Jackie Chan: River scene nearly killed me
The HK star said a stunt scene in new movie Skiptrace was the scariest scene he had ever made
What does one expect from a Jackie Chan movie?
Slick martial arts action, slapstick comedy and, most importantly, spectacular stunt-heavy set-pieces.
His latest offering, Skiptrace, is not short on white-knuckle sequences that are trademarks of Chan's works.
The intrepid Hong Kong actor has survived joint dislocations, bleeding in the brain and near-blindness over the course of his illustrious career.
While Chan, 62, has been seriously hurt countless times, no incident was as life-threatening as a scene in Skiptrace that almost took his life.
Calling it the "scariest scene" he has ever made, the stunt sequence had Chan falling off a raft and into a gushing river with treacherous rapids.
"I was supposed to fall into the river and act as if I didn't know how to swim," he told M in an e-mail interview.
"I nearly drowned as the river was very rough, and I am not a good swimmer.

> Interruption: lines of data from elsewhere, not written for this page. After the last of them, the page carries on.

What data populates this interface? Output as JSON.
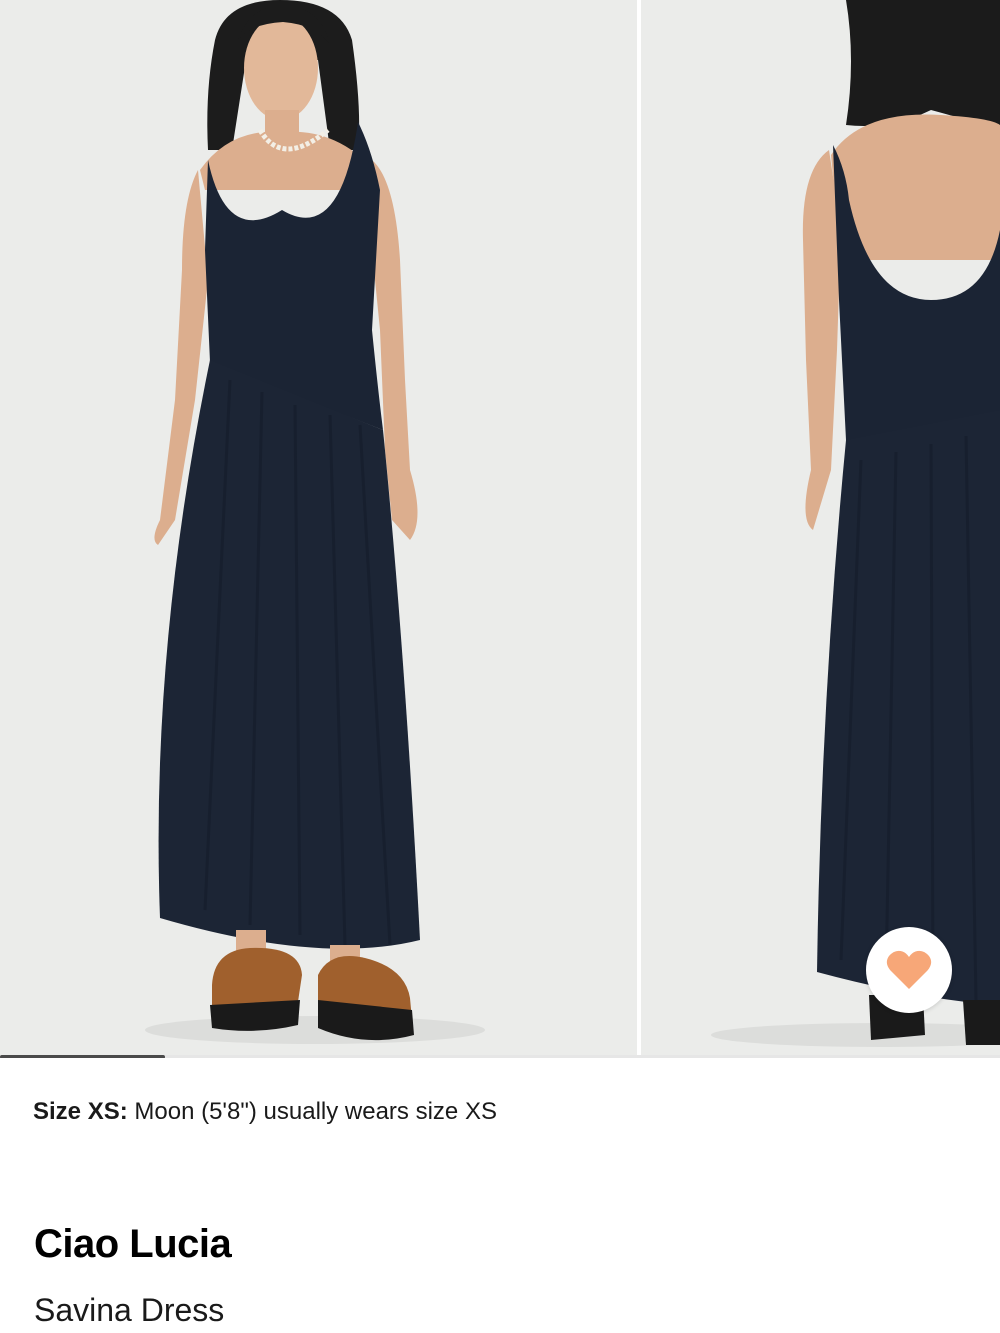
{
  "carousel": {
    "images": [
      {
        "alt": "front-view-photo"
      },
      {
        "alt": "back-view-photo"
      }
    ],
    "progress_fraction": 0.165,
    "progress_color": "#4a4a4a",
    "wishlist_icon": "heart-icon",
    "wishlist_color": "#f7a778"
  },
  "size_info": {
    "label": "Size XS:",
    "text": "Moon (5'8\") usually wears size XS"
  },
  "product": {
    "brand": "Ciao Lucia",
    "name": "Savina Dress"
  },
  "colors": {
    "dress": "#1b2434",
    "background": "#ebecea"
  }
}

I really called out for help."
Opening here on July 22 with sneaks on July 21, the Sino-American action-comedy sees Chan pairing up with Hollywood actor-comedian Johnny Knoxville.
Chan's detective Bennie forms an unlikely partnership with Knoxville's small-time criminal Connorto help Bennie's goddaughter Samantha (Fan Bingbing), who has got herself into a predicament involving a notorious Chinese criminal.
The buddy road-trip movie takes audiences to scenic Hong Kong, Macau and Russia. It also boasts the picturesque rivers and mountains of Guilin, and the desert and grasslands of Inner Mongolia.
Directed by Hollywood film-maker Renny Harlin and produced by Chan, Skiptrace is the latter's love letter to China and has been brewing for over 20 years.
Chan said: "The story has been with me for a long time.
"I like (Robert De Niro's 1988 action-comedy) Midnight Run very much, and I have been thinking of doing something like that with Jet Li or Queen Latifah.
"I discussed with Owen Wilson and Chris Tucker too, but it took a while to make Skiptrace happen."
US actors Tucker and Wilson were Chan's co-stars from his Hollywood hits Rush Hour (1998) and its 2001 and 2007 sequels, and Shanghai Noon (2000) and Shanghai Knights (2003) respectively.
"Injuries during filming are common, and I am used to it," he said.
"One of the most memorable injuries sustained was during the filming of Chinese Zodiac (2012). I had a terrible fall and hurt my back, and at that time, I was really worried that I might be paralysed and be wheelchair-bound for the rest of my life.
"But of course, I was lucky."
Chan, who has at least six films in production including The Karate Kid 2 and Rush Hour 4, has never entertained thoughts of stopping work.
"There are no such words as 'slowing down' or 'retirement' in my dictionary.
"I love movies, and I hope I can keep making good movies."
Fan Bingbing works hard to perfect English
It has been seven years since Fan Bingbing first worked with Jackie Chan in 2009's Shinjuku Incident.
Their reunion on Skiptrace had been fun and challenging, as she got to do some of her stunts and was given lengthy English dialogue.
The 34-year-old Chinese actress spoke to M via e-mail about re-teaming with Chan, her impression of Johnny Knoxville and branching out to Hollywood.
How was it working with Chan again?
He was cute and playful off-screen.
But while on set, he was dedicated to the martial arts scenes and would aim for perfection. Not only was he stern towards other actors, he was even stricter with himself and never slacked.
(Above) Fan Bingbing and Jackie Chan in Skiptrace. PHOTO: SHAW ORGANISTION
What about Knoxville?
He is a friendly and dedicated actor. Despite having a lot of action scenes, he practised tirelessly and gave his best.
Were your English lines hard to grasp?
I have been learning English and despite being busy, I will find time to (learn more).
But of course for the movie, I put in more effort and increased the intensity of cramming. I made sure I thoroughly understood the lines so as to better express my emotions.
You have starred in X-Men: Days Of Future Past (2014) and will be seen in upcoming films The King's Daughter and Meg alongside Pierce Brosnan and Jason Statham respectively. Are you enjoying Hollywood so far?
(Going to Hollywood) is an opportunity to experience a different way of communicating and learning. You get to know a different environment than the one in China.
I try to adapt to their way of working, to their language, food and culture. The experiences have been amazing.
The US movie industry developed much earlier, so they had more time to work on their structures, technical abilities and other details.
In China, we are working hard to produce top-quality movies and help the industry develop further.